The Flickr photograph-sharing site was searched for images tagged with 'Bruges'. Users of the site were contacted, emails were exchanged and permission was sought to use their personal images as inspiration for my painted works.
Using photographs obtained from these external sources, from personal holidays, I created small-scale, sketch paintings; as if the tourist views had been personally documented by me, on location, during my own short city break.
Using the official Bruges tourist website and directions between locations via online mapping software, a factual narrative was created to describe the works when viewed in a certain sequence, with the French voiceover generated via online speech software.
Duration: 10 minutes
Les Carabiniers (Jean-Luc Godard, 1963)
Les Carabiniers translates as The Riflemen, and follows the story of two young men from a fictional country, who join up as soldiers and are promised great wealth after the victory of the army. After traversing the countryside and battlefield areas, they return home to their young wives, with a leather valise, full of their ‘treasures’.

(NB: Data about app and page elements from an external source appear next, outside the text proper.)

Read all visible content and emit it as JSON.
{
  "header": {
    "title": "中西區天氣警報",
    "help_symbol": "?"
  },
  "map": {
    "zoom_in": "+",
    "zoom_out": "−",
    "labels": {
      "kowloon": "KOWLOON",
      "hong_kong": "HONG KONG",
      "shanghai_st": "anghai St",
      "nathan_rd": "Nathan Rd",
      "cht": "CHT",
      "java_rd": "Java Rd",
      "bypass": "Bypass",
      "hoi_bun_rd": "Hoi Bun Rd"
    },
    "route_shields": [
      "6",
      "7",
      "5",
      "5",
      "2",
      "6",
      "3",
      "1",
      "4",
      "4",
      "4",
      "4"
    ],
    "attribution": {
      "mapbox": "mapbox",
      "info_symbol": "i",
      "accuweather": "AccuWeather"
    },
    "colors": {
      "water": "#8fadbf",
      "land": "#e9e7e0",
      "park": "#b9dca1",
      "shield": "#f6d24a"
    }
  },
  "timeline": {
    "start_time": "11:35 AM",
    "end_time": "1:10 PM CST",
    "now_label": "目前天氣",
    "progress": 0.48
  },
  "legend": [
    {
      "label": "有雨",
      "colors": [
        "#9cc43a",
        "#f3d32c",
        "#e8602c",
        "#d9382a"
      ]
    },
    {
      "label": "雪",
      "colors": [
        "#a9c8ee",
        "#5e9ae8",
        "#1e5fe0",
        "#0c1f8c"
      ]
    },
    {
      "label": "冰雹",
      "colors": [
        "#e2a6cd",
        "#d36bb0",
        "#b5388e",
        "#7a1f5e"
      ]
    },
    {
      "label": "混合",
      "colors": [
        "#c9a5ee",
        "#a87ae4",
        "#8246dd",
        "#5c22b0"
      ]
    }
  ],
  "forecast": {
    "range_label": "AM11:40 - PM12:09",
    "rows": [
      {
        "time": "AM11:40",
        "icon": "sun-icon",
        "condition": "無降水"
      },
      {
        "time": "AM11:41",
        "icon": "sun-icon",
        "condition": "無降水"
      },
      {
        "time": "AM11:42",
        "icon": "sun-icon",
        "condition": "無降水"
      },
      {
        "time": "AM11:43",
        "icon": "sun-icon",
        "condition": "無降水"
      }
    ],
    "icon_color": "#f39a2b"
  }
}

They open out the case, and inside there are bundles of postcards displaying beautiful, popular and important views of places, objects and people: Spoils of War, to which these men believe to be entitled. In an extended scene cited by Susan Sontag in On Photography (1977), Godard choreographed a sequence in which the postcards are positioned one on top of one another, as the men simply describe the content of the images. The length of the scene and the layering of the distinct images forces the viewer to consider the way in which the static image stands in for the real world. In the case of these Riflemen, it is a real world comprised of places they have not visited and scenes they could not possibly have seen. Their vicarious travels are narrated in only a factual manner, emphasising the intangible nature of the ‘treasures’.
The order of the images below is the same as that in the video.
Each painting represents a collaboration. The paintings make use of other people's personal travels, and are reinterpreted by me within the context of travelling vicariously, through connections established in the online sphere.
Thanks to Anne Nevitt and Sheena and Brian Lister for the use of their photos also.